The Wilderness Art Collective was set up in January 2019 and is a non-profit group of creatives, artists, explorers and environmentalists whose work discusses the natural world. The Collective's goals are to highlight the plight of the world's wildernesses and wildlife; to act as a space for discussion about our interaction with the environment; to encourage re-engagement with the natural landscape; and to promote preservation and care through art and other creative endeavours. You can read more about the collective on their website: www.wildernessart.org
The Wilderness Art Collective are really pleased to be showcasing selected works from
‘LANDLINES’, their inaugural show hosted at the Royal Geographical Society (with IBG) this September, at National Trust’s Morden Hall Park in October.
Sam Gare the Wilderness Art Collective’s Co-Founder says “We’re really pleased to be showcasing the wonderful creative work of the collective’s band of talented artists, all of whom have a love for nature and the outdoors. Morden Hall Park couldn’t be a better place to continue ‘Landlines’ and sharing the values of the collective, due to the park being the areas urban green lung and the important role the National Trust is doing by conserving and sharing this green space for the local community and beyond”

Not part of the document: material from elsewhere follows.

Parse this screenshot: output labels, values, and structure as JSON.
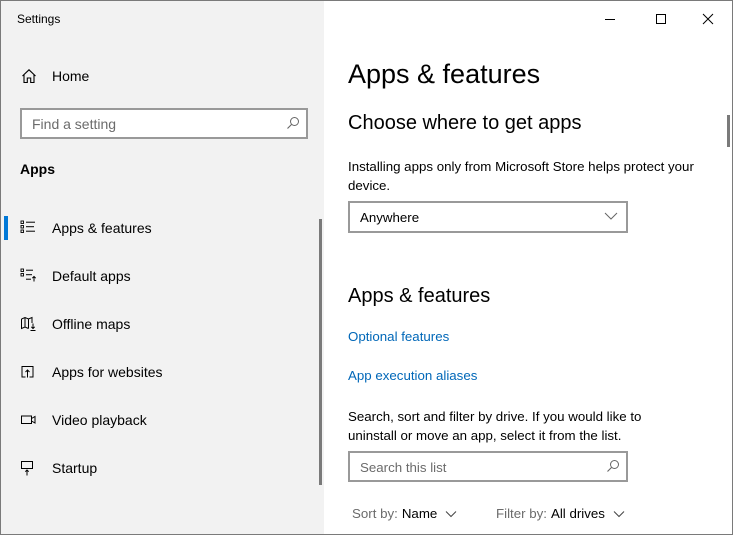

LANDLINES: Explorations of art, landscape and the environment.
What is the role of the contemporary artist in thinking about landscape and the environment in the early 21st century? Landlines at the RGS(IBG) explores this question, showcasing fifteen artists from the Wilderness Art Collective, who are working in or with landscape. Using a range of media, they hold the common goal of sharing their fascination with the environment.
All the artists are committed to making work that celebrates the best aspects of our planet whilst offering insights into the challenges we face today through mass consumption, urban expansion and climate change. As artists they share messages of positivity and simultaneously question the choices we are making as global citizens and guardians.

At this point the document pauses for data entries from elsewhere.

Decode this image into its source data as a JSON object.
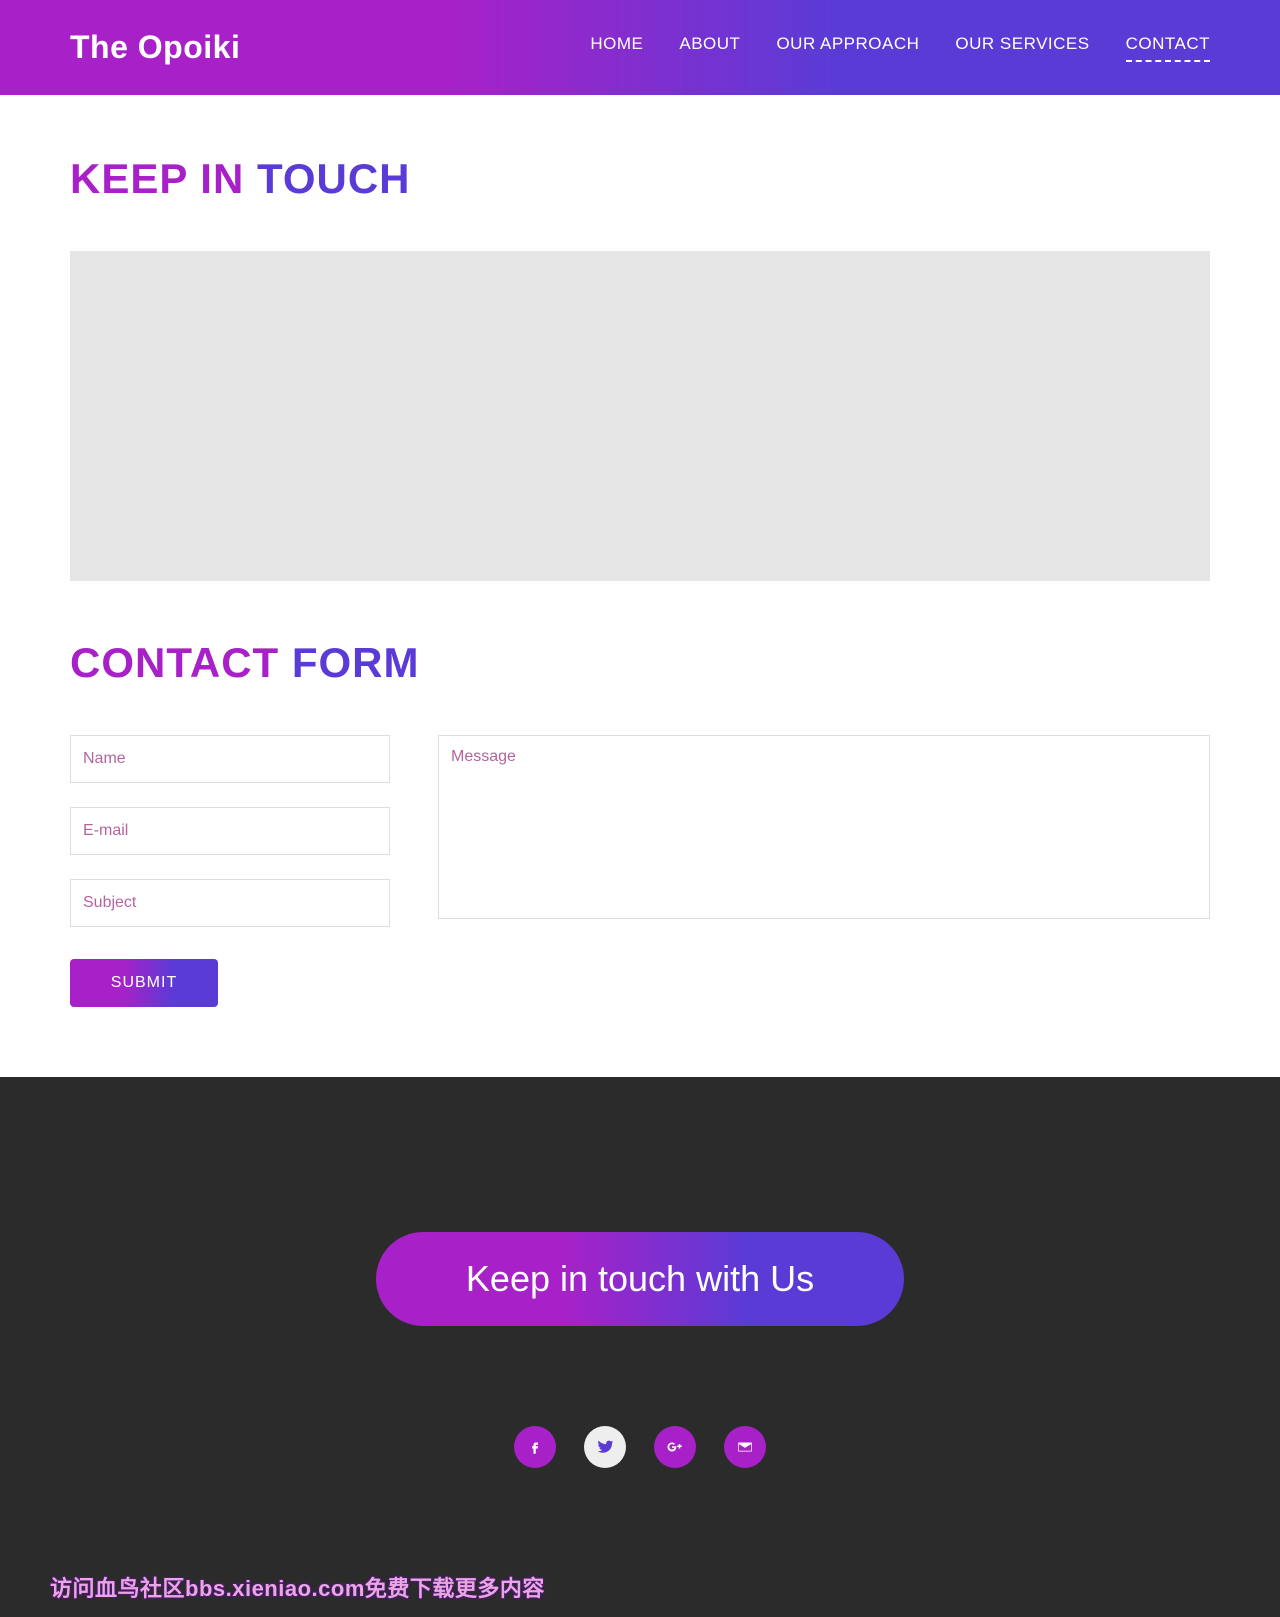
{
  "header": {
    "logo": "The Opoiki",
    "nav": [
      {
        "label": "HOME",
        "active": false
      },
      {
        "label": "ABOUT",
        "active": false
      },
      {
        "label": "OUR APPROACH",
        "active": false
      },
      {
        "label": "OUR SERVICES",
        "active": false
      },
      {
        "label": "CONTACT",
        "active": true
      }
    ]
  },
  "sections": {
    "keep_in_touch": {
      "part1": "KEEP IN ",
      "part2": "TOUCH"
    },
    "contact_form": {
      "part1": "CONTACT ",
      "part2": "FORM"
    }
  },
  "form": {
    "name_placeholder": "Name",
    "email_placeholder": "E-mail",
    "subject_placeholder": "Subject",
    "message_placeholder": "Message",
    "submit_label": "SUBMIT"
  },
  "footer": {
    "cta_label": "Keep in touch with Us",
    "socials": {
      "facebook": "facebook-icon",
      "twitter": "twitter-icon",
      "googleplus": "googleplus-icon",
      "mail": "mail-icon"
    },
    "watermark": "访问血鸟社区bbs.xieniao.com免费下载更多内容"
  }
}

Working in a range of media, the artists engage in all manner of practices. These include: long-distance walks; collecting pigments from remote places on the planet; epic cycle rides across entire countries or dangerous swims in British winter seas.

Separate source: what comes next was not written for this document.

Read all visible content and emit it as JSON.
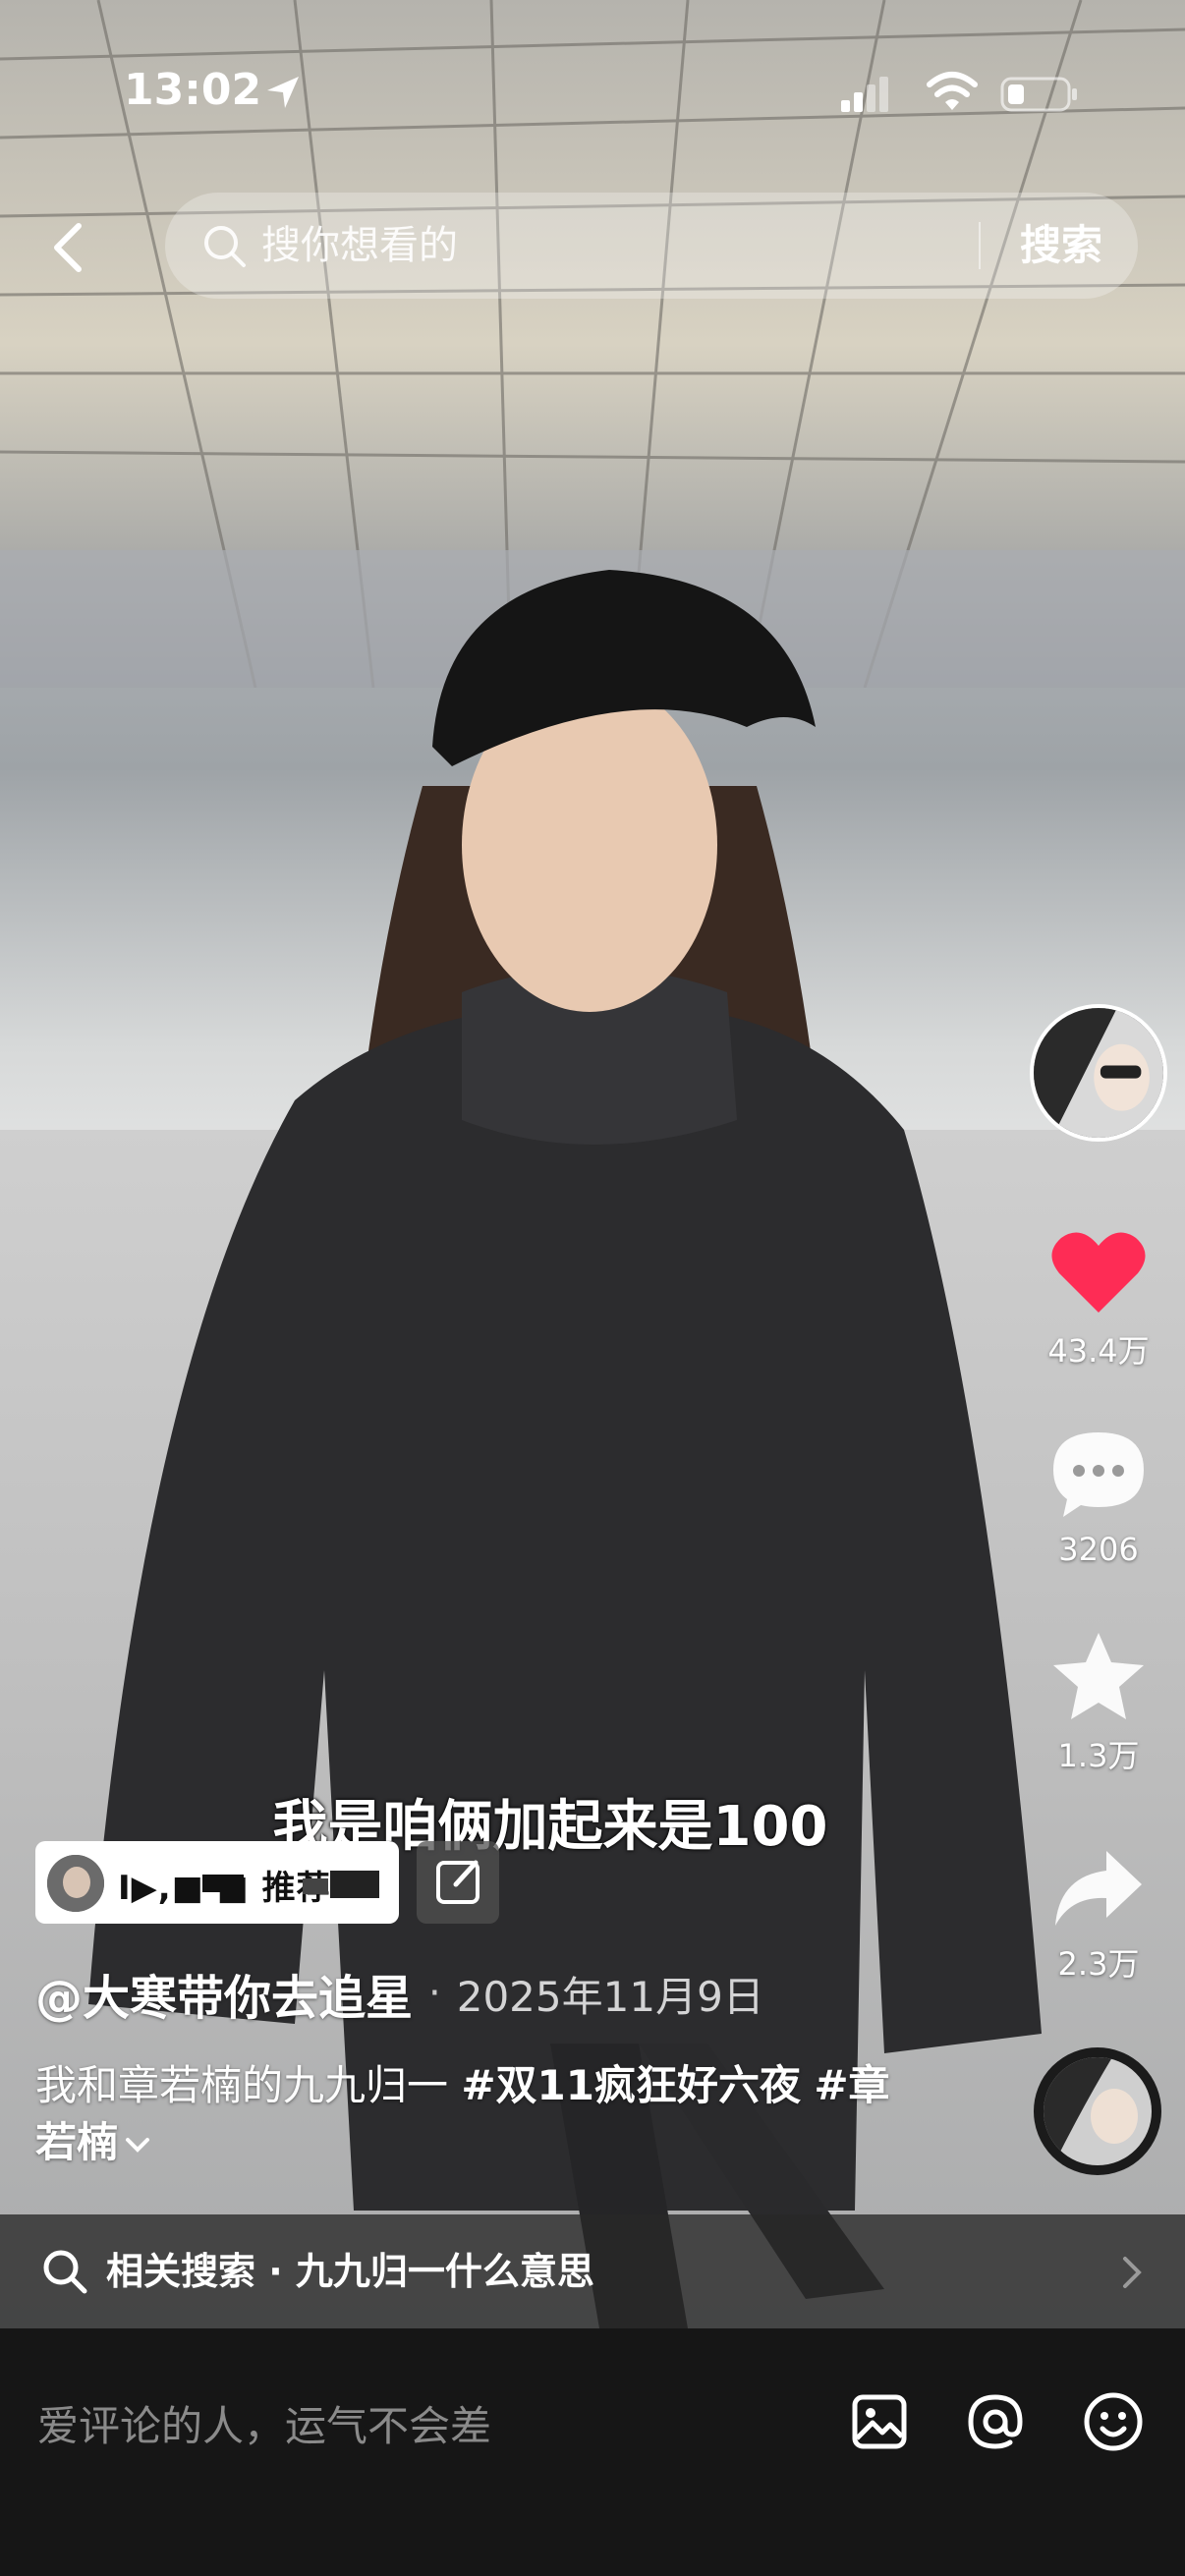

Landlines was in aid of the Wilderness Foundation UK, who empowers people to conserve nature and harnesses the power of the wilderness to transform vulnerable lives.